▶ **Exercise brief**
Every record must be copied exactly. Leave nothing out.

▶ **Record excerpts**
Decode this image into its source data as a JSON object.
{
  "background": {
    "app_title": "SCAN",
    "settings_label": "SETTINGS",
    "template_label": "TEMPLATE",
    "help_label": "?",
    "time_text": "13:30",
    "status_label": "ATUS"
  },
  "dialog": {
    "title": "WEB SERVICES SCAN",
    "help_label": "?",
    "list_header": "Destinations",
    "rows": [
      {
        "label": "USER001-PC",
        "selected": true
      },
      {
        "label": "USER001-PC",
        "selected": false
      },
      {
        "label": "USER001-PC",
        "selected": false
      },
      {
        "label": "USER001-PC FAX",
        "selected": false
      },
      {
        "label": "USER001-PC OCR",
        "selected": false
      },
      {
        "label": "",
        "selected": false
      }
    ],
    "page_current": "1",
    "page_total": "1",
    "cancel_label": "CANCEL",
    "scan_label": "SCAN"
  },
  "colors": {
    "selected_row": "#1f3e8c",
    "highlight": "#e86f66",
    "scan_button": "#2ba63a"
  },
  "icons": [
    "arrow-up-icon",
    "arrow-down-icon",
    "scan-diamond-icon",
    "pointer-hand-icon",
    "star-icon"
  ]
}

▶ **Result**
Decode this image into its source data as a JSON object.
{
  "background": {
    "app_title": "SCAN",
    "settings_label": "SETTINGS",
    "template_label": "TEMPLATE",
    "help_label": "?",
    "time_text": "13:30",
    "status_label": "ATUS"
  },
  "dialog": {
    "title": "WEB SERVICES SCAN",
    "help_label": "?",
    "list_header": "Destinations",
    "rows": [
      {
        "label": "USER001-PC",
        "selected": true
      },
      {
        "label": "USER001-PC",
        "selected": false
      },
      {
        "label": "USER001-PC",
        "selected": false
      },
      {
        "label": "USER001-PC FAX",
        "selected": false
      },
      {
        "label": "USER001-PC OCR",
        "selected": false
      },
      {
        "label": "",
        "selected": false
      }
    ],
    "page_current": "1",
    "page_total": "1",
    "cancel_label": "CANCEL",
    "scan_label": "SCAN"
  },
  "colors": {
    "selected_row": "#1f3e8c",
    "highlight": "#e86f66",
    "scan_button": "#2ba63a"
  },
  "icons": [
    "arrow-up-icon",
    "arrow-down-icon",
    "scan-diamond-icon",
    "pointer-hand-icon",
    "star-icon"
  ]
}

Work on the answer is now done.